== Record set ==
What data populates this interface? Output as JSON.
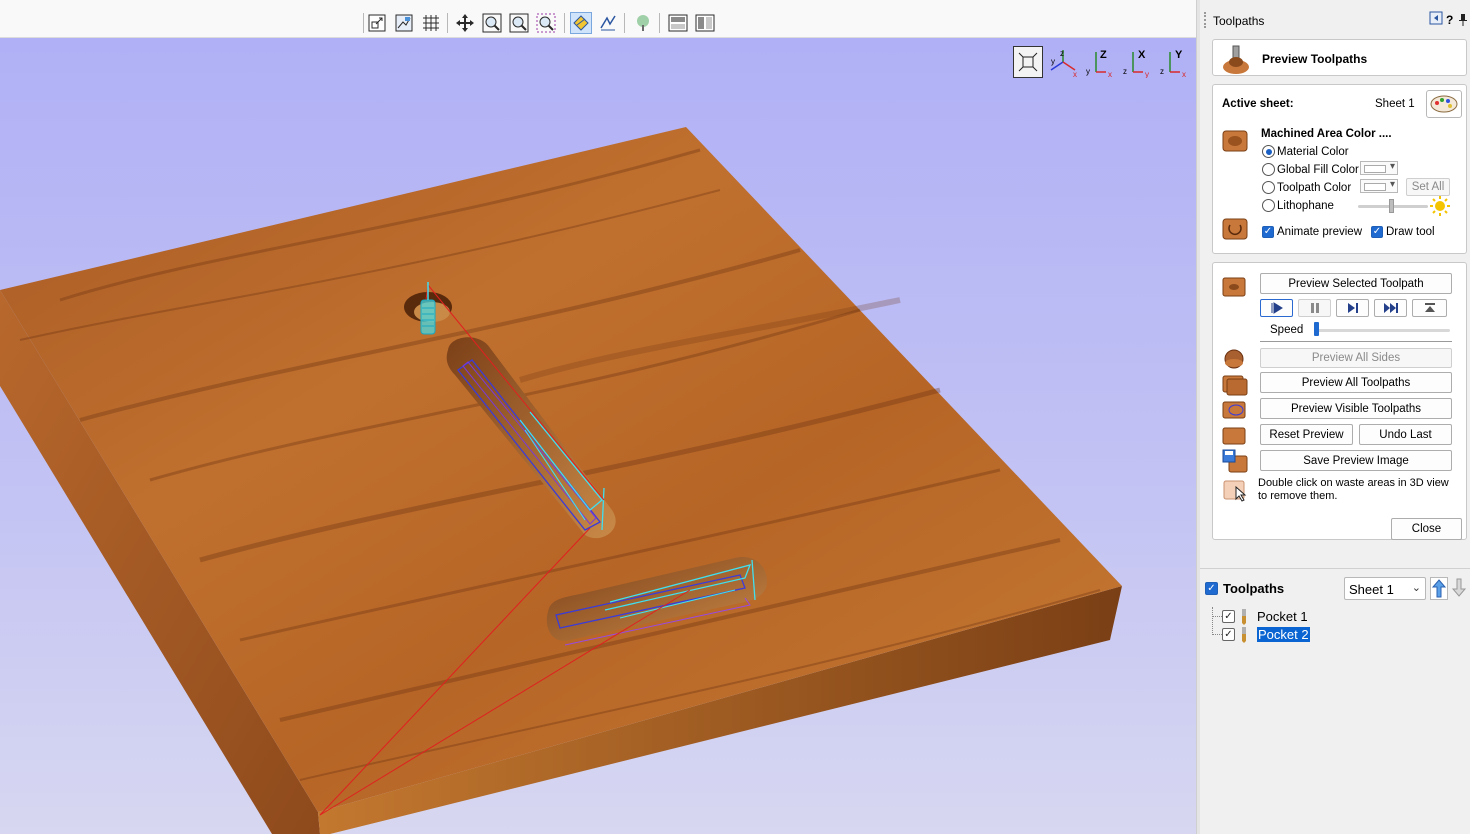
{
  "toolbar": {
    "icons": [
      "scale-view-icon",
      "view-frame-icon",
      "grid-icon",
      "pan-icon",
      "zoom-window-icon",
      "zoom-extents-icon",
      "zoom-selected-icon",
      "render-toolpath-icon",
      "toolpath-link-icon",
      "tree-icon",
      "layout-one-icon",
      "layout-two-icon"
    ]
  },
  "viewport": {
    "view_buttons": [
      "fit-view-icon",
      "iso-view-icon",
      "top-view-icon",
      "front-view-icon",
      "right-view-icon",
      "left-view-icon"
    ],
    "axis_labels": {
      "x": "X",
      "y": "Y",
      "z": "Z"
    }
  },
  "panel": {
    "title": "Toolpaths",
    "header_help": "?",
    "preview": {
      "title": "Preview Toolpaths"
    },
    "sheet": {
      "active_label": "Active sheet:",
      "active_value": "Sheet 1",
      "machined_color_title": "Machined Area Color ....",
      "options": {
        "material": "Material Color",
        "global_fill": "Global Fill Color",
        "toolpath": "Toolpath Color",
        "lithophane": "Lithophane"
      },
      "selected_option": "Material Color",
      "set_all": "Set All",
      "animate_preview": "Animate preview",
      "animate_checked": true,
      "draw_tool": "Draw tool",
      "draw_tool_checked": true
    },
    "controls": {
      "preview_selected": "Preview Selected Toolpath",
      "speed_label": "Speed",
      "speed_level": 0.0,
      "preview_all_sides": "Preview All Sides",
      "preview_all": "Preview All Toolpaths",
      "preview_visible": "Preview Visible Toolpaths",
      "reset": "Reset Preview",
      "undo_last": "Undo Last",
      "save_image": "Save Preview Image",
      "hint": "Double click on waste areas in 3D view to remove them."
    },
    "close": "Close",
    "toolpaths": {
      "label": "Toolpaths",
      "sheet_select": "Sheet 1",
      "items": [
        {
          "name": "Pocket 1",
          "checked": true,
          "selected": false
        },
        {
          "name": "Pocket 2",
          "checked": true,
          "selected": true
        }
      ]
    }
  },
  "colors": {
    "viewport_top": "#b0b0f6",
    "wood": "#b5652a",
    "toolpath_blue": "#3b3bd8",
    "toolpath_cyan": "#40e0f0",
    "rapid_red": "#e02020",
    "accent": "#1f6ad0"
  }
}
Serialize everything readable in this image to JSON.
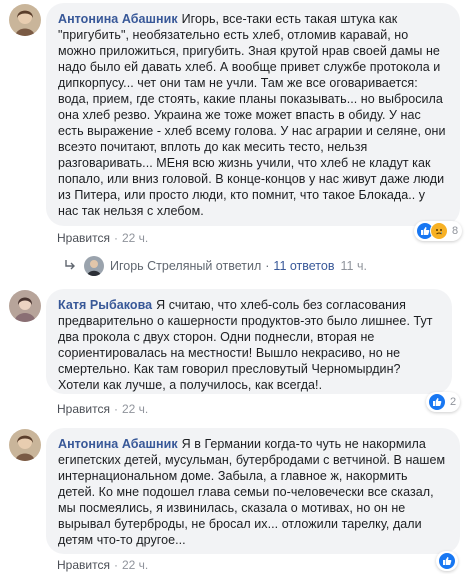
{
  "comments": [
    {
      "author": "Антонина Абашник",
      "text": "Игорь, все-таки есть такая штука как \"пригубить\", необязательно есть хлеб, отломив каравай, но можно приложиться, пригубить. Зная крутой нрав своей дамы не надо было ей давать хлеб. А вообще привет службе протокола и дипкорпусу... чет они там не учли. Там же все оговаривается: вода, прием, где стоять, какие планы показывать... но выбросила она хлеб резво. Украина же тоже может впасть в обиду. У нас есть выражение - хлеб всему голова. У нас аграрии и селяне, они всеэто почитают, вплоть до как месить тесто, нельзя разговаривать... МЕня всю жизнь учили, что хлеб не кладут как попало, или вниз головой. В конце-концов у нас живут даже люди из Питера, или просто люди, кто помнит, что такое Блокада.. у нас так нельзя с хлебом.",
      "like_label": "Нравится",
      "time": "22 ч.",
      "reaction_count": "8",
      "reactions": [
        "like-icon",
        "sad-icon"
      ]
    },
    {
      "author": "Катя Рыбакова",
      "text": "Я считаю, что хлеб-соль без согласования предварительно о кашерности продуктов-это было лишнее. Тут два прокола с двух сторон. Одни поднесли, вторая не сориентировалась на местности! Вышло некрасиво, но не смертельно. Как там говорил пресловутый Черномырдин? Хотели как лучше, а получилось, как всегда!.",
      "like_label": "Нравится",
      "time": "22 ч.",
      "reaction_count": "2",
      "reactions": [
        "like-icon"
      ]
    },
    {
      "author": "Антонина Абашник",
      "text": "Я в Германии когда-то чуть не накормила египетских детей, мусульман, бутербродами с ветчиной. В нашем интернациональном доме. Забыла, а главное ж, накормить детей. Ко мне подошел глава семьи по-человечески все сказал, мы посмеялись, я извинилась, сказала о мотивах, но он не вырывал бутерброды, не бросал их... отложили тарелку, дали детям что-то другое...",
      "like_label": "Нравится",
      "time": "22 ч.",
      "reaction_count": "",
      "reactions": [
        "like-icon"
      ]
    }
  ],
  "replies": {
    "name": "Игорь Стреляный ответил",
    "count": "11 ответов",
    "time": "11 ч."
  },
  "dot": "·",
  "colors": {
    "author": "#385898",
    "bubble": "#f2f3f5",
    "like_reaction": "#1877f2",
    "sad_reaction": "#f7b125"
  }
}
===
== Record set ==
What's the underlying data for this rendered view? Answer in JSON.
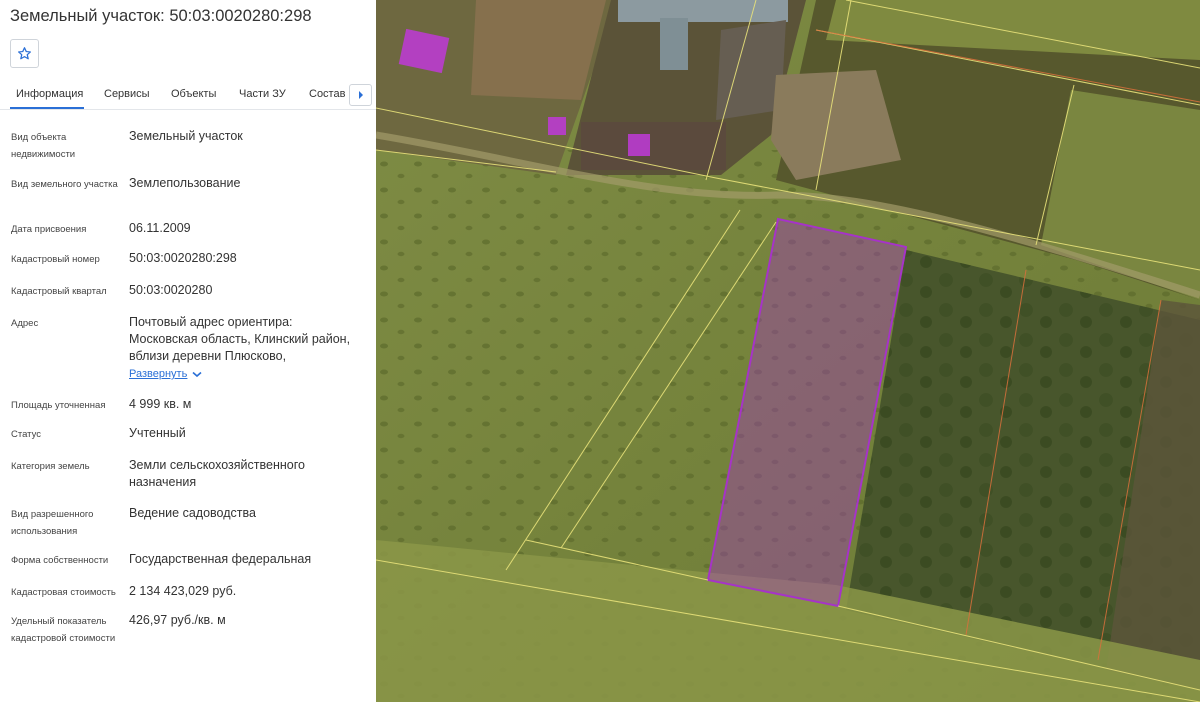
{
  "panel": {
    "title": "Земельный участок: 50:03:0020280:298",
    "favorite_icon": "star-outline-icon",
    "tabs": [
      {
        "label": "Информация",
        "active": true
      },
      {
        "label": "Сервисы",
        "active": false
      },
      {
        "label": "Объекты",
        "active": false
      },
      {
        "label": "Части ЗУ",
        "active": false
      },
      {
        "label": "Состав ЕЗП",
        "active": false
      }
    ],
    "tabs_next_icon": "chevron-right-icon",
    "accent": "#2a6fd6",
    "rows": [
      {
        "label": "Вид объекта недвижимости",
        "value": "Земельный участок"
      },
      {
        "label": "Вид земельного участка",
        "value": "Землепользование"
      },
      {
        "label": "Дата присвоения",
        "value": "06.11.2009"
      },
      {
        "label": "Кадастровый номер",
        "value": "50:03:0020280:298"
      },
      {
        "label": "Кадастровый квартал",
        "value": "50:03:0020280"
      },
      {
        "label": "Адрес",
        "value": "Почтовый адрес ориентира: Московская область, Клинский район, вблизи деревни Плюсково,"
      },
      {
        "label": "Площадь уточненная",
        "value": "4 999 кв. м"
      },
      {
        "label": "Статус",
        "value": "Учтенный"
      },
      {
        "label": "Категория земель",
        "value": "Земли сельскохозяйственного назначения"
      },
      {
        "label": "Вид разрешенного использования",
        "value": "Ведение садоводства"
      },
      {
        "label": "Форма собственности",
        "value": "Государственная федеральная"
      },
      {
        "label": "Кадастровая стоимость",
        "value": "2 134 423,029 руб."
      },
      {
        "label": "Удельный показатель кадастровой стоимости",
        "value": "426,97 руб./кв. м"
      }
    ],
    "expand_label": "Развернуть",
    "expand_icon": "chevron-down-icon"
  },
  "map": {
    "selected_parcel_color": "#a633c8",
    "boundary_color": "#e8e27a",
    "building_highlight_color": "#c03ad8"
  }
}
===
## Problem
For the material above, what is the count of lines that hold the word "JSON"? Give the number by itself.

## Solution below
3